Science and greenery are not incompatible.
Buying stuff that was made by professionals who know what they’re doing does not necessarily mean abandoning green ethics. There’s green and green. Though yes, there are people out there (and by “out there” I really do mean way out) who are so green they’re anti-lab science. Alas. There are others, though, who regard green-ness as more broad-spectrum, and think that you can be green without losing sense of common sense and reason, and without turning your brain off…
Green products should be judged by the same standards as any other products in the same category (ex. sunscreens), immaterial whether they’re green or not. They’re got to work. They’ve got to do what they’re supposed to. Especially something with life-or-death consequences like sunscreens: and anything else whose main purpose is a functional one. Medicines and drugs too.
Let the professional formulating and cosmetic chemists do their job: same goes with doctors (and I’ve been beaten up enough on green boards & fora because I am pro-medical-doctors and pro-science).
There is an interesting ethical conundrum at the heart of this sort of discussion: how green are *you* willing to go? would you sacrifice vanity to green ethics? and looks–willing to look older faster? willing to mess up your skin? willing to cause yourself damage, and indeed risk your life–which is a very real possibility, with sunscreen and skin cancer? at what point do you draw the line between the survival of the whole ecosystem and planet, and your own survival as an individual?

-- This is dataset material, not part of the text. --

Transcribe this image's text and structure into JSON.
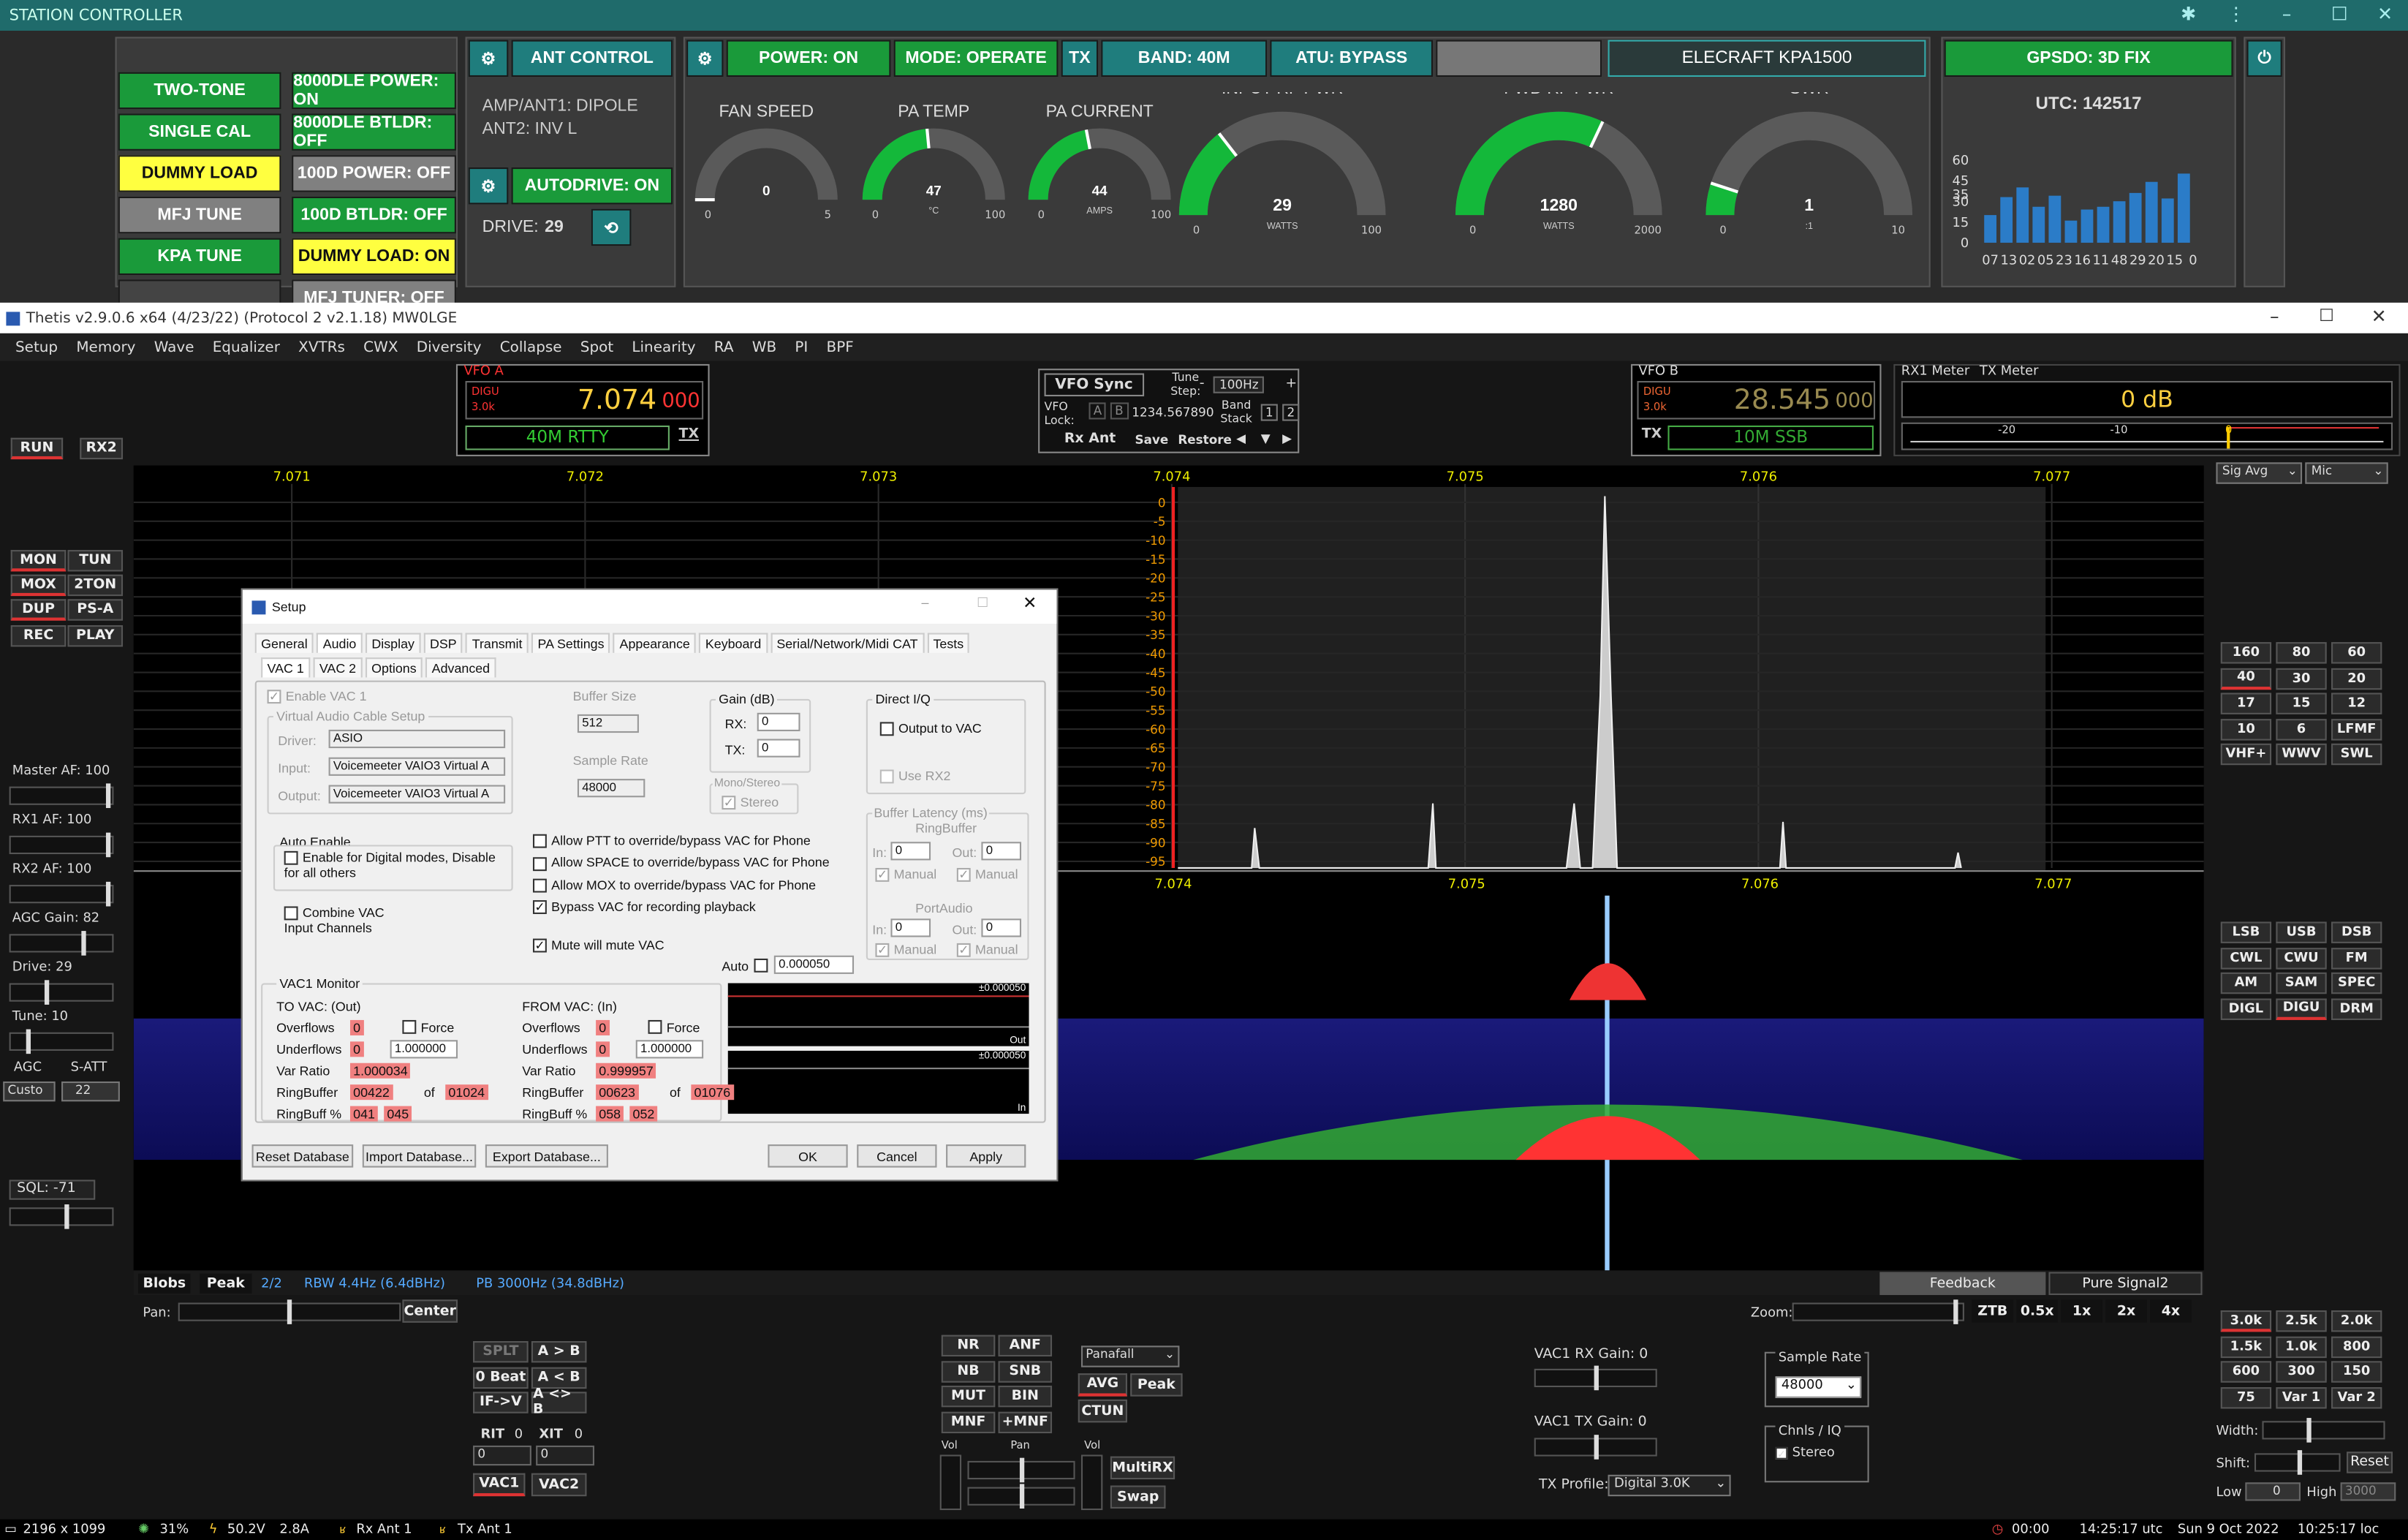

I’m kind of cheating, as there are ways around some of these questions. They’re all hypothetical, contingent, a question of probabilities (which, in logic, changes the formal rules slightly–and these kinds of question lend themselves well to predicate logic… I digress…). They could be answered on the basis of belief / blind faith and willingness to martyr oneself. I happen to think (note: *thought* not belief) that is silly.
I would answer that I’ll try anything, within reason, in case it works. That includes green things and non-green things. This is the only possible approach that is rational; and empirical, scientific, and the only way to acquire
full proper actual true knowledge.
I, for one, use sunscreens that are tested in labs, by scientists, properly. This includes some greener ones but also less-green ones (though ticking other ethical boxes): currently BurnOut, Blue Lizard, Fallene CoTZ, and Vanicream. I care about sunscreen, because I’m naturally high-risk and have already had a scare. Zinc oxide is one of the best filters around for full-spectrum protection, UVA and B; as tested by white-coated people in shiny labs. I’ve been using sunscreens since about 1976, and almost all the sunscreens have been all-physical, simply because that’s what my skin can handle (medically). That’s included a lot of “greener” ones, especially in periods (such as now) when mainstream larger-scale manufacturers were more interested in fashion than (my sort of) sensitive skin; it’s also included less-green, or even entirely labby. An extreme example being sunscreen that I had on prescription, made up for me by a compounding chemist, when in the UK, after the last commercially-available all-physical sunscreen I could use without reaction, E45, was discontinued.
There are other ways to do good and be green that do at least as much good, probably more, than only buying “green” skincare and cosmetics. Food. Reuse, refuse, reduce, recycle, renew. Charity donations. Volunteering.
Including volunteering as a human guinea-pig for cosmetic, skincare, etc. companies. Putting one’s money where one’s mouth is on the cruelty-free front; supporting businesses that test on people, and especially those that actively seek out sensitive-skinned subjects; Doing One’s Bit for other people; and nicely combining science with green (and other) ethics.